## What you have to do:
Repeat the records below word for word and omit each image.

+++ The records

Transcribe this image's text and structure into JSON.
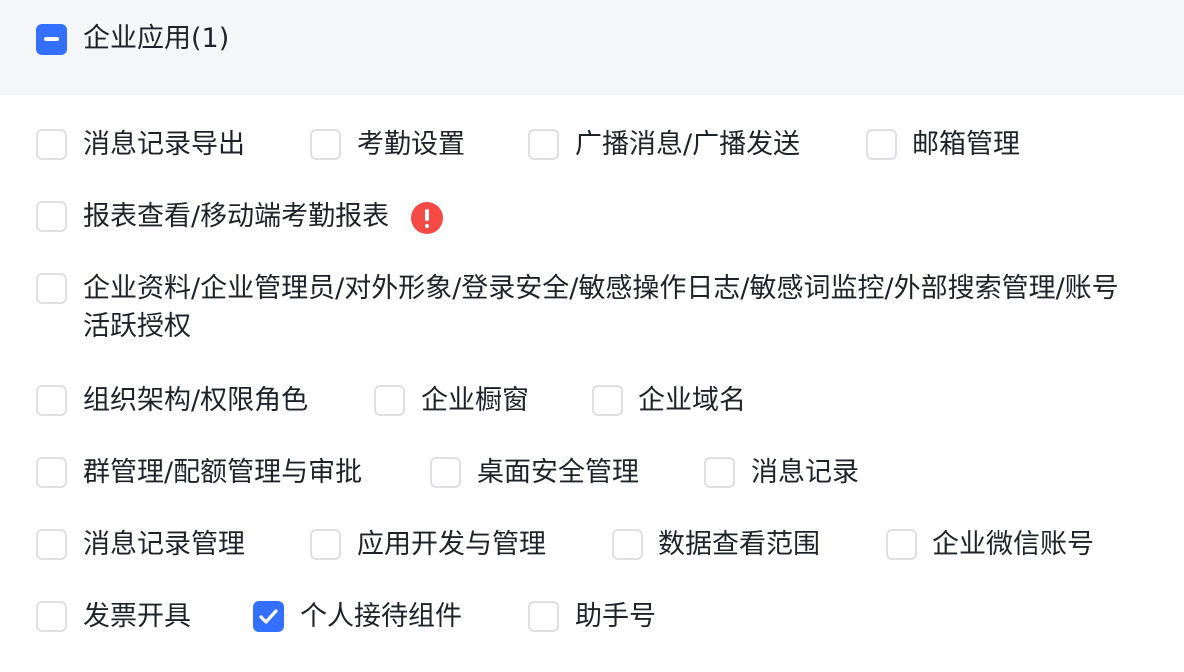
{
  "group": {
    "title": "企业应用(1)",
    "state": "indeterminate"
  },
  "permissions": [
    {
      "label": "消息记录导出",
      "checked": false
    },
    {
      "label": "考勤设置",
      "checked": false
    },
    {
      "label": "广播消息/广播发送",
      "checked": false
    },
    {
      "label": "邮箱管理",
      "checked": false
    },
    {
      "label": "报表查看/移动端考勤报表",
      "checked": false,
      "warning_icon": "exclamation-circle-icon"
    },
    {
      "label": "企业资料/企业管理员/对外形象/登录安全/敏感操作日志/敏感词监控/外部搜索管理/账号活跃授权",
      "checked": false
    },
    {
      "label": "组织架构/权限角色",
      "checked": false
    },
    {
      "label": "企业橱窗",
      "checked": false
    },
    {
      "label": "企业域名",
      "checked": false
    },
    {
      "label": "群管理/配额管理与审批",
      "checked": false
    },
    {
      "label": "桌面安全管理",
      "checked": false
    },
    {
      "label": "消息记录",
      "checked": false
    },
    {
      "label": "消息记录管理",
      "checked": false
    },
    {
      "label": "应用开发与管理",
      "checked": false
    },
    {
      "label": "数据查看范围",
      "checked": false
    },
    {
      "label": "企业微信账号",
      "checked": false
    },
    {
      "label": "发票开具",
      "checked": false
    },
    {
      "label": "个人接待组件",
      "checked": true
    },
    {
      "label": "助手号",
      "checked": false
    }
  ],
  "colors": {
    "accent": "#3370ff",
    "warning": "#f54a45",
    "header_bg": "#f5f6f7",
    "checkbox_border": "#dee0e3",
    "text": "#1f2329"
  }
}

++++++

## Task output:
Transcribe this image's text and structure into JSON.
{
  "group": {
    "title": "企业应用(1)",
    "state": "indeterminate"
  },
  "permissions": [
    {
      "label": "消息记录导出",
      "checked": false
    },
    {
      "label": "考勤设置",
      "checked": false
    },
    {
      "label": "广播消息/广播发送",
      "checked": false
    },
    {
      "label": "邮箱管理",
      "checked": false
    },
    {
      "label": "报表查看/移动端考勤报表",
      "checked": false,
      "warning_icon": "exclamation-circle-icon"
    },
    {
      "label": "企业资料/企业管理员/对外形象/登录安全/敏感操作日志/敏感词监控/外部搜索管理/账号活跃授权",
      "checked": false
    },
    {
      "label": "组织架构/权限角色",
      "checked": false
    },
    {
      "label": "企业橱窗",
      "checked": false
    },
    {
      "label": "企业域名",
      "checked": false
    },
    {
      "label": "群管理/配额管理与审批",
      "checked": false
    },
    {
      "label": "桌面安全管理",
      "checked": false
    },
    {
      "label": "消息记录",
      "checked": false
    },
    {
      "label": "消息记录管理",
      "checked": false
    },
    {
      "label": "应用开发与管理",
      "checked": false
    },
    {
      "label": "数据查看范围",
      "checked": false
    },
    {
      "label": "企业微信账号",
      "checked": false
    },
    {
      "label": "发票开具",
      "checked": false
    },
    {
      "label": "个人接待组件",
      "checked": true
    },
    {
      "label": "助手号",
      "checked": false
    }
  ],
  "colors": {
    "accent": "#3370ff",
    "warning": "#f54a45",
    "header_bg": "#f5f6f7",
    "checkbox_border": "#dee0e3",
    "text": "#1f2329"
  }
}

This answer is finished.